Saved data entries

------------------------

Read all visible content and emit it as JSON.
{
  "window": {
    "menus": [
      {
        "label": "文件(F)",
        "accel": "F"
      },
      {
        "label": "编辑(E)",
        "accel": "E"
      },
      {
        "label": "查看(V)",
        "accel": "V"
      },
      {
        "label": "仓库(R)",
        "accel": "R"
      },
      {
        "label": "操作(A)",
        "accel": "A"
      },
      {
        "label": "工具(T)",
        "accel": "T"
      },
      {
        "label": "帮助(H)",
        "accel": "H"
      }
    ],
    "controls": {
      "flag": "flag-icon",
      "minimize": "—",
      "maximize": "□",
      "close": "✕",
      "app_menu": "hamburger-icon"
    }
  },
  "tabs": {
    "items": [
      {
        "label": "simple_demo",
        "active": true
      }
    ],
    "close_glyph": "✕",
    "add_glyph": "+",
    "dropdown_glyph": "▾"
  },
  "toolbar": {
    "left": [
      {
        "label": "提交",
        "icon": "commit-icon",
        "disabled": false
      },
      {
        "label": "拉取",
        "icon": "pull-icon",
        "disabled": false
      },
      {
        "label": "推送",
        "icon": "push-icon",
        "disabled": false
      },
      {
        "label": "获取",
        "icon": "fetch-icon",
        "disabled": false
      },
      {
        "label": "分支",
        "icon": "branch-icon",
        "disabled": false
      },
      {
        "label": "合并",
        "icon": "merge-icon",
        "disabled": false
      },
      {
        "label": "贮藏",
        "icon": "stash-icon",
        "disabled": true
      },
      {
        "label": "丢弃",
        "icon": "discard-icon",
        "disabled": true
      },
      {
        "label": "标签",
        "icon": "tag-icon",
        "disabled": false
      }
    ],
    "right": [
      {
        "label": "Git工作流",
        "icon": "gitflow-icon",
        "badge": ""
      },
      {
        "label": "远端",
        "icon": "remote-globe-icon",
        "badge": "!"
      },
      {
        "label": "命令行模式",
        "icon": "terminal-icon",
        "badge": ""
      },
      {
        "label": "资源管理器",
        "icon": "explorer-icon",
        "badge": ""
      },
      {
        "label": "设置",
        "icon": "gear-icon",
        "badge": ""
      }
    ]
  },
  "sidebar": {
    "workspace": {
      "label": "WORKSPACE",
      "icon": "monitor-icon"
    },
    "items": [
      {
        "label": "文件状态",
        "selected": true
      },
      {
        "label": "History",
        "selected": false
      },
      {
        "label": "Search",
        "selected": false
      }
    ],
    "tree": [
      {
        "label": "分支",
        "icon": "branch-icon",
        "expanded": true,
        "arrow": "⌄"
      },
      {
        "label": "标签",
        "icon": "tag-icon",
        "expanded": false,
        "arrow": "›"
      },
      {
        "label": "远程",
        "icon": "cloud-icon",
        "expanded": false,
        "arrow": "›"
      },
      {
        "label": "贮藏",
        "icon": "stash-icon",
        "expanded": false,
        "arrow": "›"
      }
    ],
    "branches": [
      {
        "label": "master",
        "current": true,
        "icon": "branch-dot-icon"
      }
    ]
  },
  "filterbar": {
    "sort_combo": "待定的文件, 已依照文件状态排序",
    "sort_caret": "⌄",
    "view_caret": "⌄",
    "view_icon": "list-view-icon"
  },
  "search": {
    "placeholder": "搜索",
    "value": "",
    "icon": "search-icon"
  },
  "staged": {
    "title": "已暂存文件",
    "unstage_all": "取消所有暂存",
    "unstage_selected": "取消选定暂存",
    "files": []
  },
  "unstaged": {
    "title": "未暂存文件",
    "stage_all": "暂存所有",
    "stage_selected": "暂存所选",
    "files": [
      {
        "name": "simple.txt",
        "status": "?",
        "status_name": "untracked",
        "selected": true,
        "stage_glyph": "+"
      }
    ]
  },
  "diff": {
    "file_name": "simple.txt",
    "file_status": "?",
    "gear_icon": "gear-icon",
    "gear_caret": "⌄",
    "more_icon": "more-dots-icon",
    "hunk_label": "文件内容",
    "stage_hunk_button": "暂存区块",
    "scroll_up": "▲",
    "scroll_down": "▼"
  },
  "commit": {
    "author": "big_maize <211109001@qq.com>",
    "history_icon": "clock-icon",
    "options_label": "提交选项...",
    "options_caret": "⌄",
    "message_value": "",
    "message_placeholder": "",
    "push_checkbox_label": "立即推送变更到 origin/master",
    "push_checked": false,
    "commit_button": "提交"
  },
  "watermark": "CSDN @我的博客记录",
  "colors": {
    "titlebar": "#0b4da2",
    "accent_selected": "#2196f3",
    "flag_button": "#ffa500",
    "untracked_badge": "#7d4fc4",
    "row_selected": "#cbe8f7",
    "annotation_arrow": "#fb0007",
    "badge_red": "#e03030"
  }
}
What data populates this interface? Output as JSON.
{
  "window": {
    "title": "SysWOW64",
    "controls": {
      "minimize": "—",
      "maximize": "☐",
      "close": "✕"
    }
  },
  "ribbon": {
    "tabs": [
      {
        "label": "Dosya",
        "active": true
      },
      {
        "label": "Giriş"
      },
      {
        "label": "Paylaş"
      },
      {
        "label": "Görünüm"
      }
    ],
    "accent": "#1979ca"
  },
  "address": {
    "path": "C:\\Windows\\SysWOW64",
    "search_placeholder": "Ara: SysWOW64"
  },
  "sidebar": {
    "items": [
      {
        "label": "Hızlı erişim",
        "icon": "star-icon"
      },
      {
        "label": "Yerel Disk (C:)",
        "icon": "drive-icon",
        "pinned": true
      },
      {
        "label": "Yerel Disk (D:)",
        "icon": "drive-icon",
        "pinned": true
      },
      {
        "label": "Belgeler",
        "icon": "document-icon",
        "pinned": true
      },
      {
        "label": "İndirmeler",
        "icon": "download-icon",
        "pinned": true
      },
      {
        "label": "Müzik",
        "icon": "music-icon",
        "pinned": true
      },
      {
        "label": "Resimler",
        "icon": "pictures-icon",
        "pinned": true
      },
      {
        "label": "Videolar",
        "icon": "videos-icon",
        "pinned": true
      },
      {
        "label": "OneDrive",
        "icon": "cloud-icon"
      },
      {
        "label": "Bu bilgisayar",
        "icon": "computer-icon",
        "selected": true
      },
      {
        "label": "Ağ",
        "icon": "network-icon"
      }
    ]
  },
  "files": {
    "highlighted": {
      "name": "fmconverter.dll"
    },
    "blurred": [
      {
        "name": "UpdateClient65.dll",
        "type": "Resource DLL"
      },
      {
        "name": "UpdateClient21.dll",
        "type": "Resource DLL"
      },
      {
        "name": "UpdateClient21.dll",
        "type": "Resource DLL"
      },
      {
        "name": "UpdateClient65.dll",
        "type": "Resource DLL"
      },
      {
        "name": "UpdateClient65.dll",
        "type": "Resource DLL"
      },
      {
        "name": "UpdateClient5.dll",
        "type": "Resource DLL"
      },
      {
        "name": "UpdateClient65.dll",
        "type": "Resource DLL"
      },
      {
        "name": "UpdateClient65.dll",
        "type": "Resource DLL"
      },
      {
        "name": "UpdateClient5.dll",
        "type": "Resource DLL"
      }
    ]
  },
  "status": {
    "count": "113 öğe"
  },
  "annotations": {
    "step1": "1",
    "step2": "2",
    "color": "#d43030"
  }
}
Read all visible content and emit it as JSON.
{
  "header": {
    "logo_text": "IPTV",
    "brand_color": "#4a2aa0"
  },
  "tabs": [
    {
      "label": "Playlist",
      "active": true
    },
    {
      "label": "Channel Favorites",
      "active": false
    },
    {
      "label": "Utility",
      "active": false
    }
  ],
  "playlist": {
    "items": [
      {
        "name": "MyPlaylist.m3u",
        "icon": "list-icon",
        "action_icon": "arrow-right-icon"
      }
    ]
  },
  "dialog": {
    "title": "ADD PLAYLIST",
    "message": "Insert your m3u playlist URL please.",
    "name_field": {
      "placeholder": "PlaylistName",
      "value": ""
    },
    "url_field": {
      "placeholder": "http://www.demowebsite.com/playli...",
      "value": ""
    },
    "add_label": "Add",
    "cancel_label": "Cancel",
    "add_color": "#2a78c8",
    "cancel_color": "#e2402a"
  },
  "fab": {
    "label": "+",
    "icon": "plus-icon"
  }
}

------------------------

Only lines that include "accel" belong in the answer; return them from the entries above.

        "accel": "F"
        "accel": "E"
        "accel": "V"
        "accel": "R"
        "accel": "A"
        "accel": "T"
        "accel": "H"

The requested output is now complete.